PSI Developed A New Promising Radiopharmaceutical Successfully Tested

A promising radiopharmaceutical against metastatic neuroendocrine tumours has been successfully tested for the first time in patients at the University Hospital Basel, Switzerland.

The new radionuclide terbium-161 was developed at the Paul Scherrer Institute (PSI, ENS Corporate Member). 

This isotope has the property that when the radioisotope decays, it immediately emits an average of two low-energy Auger electrons per beta particle. Due to their low energies, those electrons do not travel far, just a few micrometres.

That means a higher dose can accumulate – very locally near the cancer cell – per injection. In theory, a higher local dose translates into a higher therapeutic effect, sparing healthy tissue in the process. The tumour cell is then damaged, no longer able to divide and eventually dies, preventing the formation of metastases.

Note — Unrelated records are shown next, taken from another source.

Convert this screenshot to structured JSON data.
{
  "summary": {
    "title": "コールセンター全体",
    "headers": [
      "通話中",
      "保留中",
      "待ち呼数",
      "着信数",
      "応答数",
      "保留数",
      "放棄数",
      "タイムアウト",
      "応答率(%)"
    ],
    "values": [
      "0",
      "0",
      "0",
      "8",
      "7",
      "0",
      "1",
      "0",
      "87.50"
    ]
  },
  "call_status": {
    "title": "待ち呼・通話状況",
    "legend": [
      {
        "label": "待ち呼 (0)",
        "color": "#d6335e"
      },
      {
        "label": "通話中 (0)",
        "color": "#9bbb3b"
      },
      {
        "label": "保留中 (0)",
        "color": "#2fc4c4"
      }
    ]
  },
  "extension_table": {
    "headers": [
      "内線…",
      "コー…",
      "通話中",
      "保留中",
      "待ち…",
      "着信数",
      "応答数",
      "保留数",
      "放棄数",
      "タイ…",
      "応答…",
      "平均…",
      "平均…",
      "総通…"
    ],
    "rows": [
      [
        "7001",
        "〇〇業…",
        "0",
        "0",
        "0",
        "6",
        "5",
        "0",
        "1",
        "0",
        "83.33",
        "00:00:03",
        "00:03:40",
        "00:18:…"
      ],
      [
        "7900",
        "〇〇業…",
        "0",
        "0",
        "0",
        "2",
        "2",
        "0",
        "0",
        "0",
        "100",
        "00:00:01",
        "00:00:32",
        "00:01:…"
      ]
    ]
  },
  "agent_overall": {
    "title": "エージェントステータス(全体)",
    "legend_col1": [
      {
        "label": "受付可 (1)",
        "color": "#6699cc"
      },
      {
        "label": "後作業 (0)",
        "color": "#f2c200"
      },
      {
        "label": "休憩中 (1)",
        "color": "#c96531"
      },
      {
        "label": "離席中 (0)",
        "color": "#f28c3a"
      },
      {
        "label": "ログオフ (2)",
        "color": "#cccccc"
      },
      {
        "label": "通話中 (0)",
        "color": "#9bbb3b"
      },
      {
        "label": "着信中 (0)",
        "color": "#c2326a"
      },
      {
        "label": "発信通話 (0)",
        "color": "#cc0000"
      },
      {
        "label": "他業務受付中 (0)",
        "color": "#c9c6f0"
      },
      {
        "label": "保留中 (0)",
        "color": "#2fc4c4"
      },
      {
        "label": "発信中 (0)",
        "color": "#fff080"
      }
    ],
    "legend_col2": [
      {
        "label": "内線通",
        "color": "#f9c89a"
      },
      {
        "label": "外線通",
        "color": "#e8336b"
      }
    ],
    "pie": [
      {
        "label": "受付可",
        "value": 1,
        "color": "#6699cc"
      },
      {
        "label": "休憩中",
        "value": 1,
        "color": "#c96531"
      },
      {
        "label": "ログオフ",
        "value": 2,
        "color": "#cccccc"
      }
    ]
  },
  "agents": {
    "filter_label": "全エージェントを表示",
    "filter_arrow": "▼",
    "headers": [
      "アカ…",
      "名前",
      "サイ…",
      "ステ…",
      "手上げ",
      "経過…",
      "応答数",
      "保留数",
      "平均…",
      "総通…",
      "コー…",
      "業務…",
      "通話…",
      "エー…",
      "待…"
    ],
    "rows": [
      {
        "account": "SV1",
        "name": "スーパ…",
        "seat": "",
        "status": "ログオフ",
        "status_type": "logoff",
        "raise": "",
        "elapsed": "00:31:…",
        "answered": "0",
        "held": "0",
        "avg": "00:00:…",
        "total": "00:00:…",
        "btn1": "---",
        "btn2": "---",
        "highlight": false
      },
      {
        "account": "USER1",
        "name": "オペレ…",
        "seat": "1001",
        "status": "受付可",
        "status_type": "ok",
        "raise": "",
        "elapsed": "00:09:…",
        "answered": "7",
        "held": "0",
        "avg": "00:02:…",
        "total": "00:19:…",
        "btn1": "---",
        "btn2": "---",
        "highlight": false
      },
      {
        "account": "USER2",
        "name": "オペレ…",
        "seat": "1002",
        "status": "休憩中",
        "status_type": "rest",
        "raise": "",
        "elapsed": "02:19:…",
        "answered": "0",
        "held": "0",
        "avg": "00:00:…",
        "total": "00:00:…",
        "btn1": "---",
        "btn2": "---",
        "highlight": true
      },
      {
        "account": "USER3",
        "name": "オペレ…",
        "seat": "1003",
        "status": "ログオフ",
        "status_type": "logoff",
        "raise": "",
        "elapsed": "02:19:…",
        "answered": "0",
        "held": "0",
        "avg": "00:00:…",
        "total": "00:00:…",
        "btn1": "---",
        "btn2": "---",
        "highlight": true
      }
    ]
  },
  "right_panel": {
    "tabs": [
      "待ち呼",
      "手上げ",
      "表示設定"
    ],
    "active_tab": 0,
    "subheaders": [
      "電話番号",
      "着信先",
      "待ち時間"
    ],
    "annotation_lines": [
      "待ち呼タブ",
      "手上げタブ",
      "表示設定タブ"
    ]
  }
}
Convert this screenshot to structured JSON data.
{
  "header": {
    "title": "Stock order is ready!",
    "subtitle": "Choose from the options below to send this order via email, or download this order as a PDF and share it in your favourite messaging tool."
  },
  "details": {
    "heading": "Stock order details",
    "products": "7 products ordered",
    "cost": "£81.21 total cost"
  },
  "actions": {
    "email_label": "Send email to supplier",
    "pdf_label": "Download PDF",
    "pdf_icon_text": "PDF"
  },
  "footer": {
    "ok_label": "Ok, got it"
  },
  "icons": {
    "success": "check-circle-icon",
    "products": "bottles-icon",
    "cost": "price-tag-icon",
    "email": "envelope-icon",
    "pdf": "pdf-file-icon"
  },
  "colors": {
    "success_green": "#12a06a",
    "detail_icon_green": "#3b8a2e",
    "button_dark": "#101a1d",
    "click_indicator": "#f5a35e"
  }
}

The new radiopharmaceutical, 161Tb-DOTA-LM3, also being made at PSI, has undergone preclinical studies. 161Tb-DOTA-LM3 is now being tested in a clinical trial led by Damian Wild and Julia Fricke, both from the University Hospital Basel.

Neuroendocrine tumours are a comparatively rare form of cancer originating in the cells that produce hormones. The University Hospital Basel has played a leading role in the research and treatment of this disease for several decades.

According to the University Hospital, in the first test subjects, the irradiation of the tumour cells was shown to be 9 times higher than using the previous standard treatment.

Read the full PSI Press Release.

Several projects are currently focusing on this promising radioisotope.

Last year, SCK CEN (ENS Corporate Member) and TerThera signed an agreement to handle together the production process of terbium-161.

TerThera signed also an agreement with NRG (ENS Corporate Member) for irradiation services in the High Flux Reactor in Petten, to produce terbium-161.

Medical isotopes benefit thousands of patients every day in current clinical practice and have great potential for future clinical challenges.

In April 2023, ENS, together with Euratom Supply Agency (ENS Member), organised the event Beating Cancer – turning the tide with medical isotopes, which gave us the opportunity to learn more about those amazing developments and to discuss the challenges ahead.

You can find its recording and all materials in our Special Newsletter.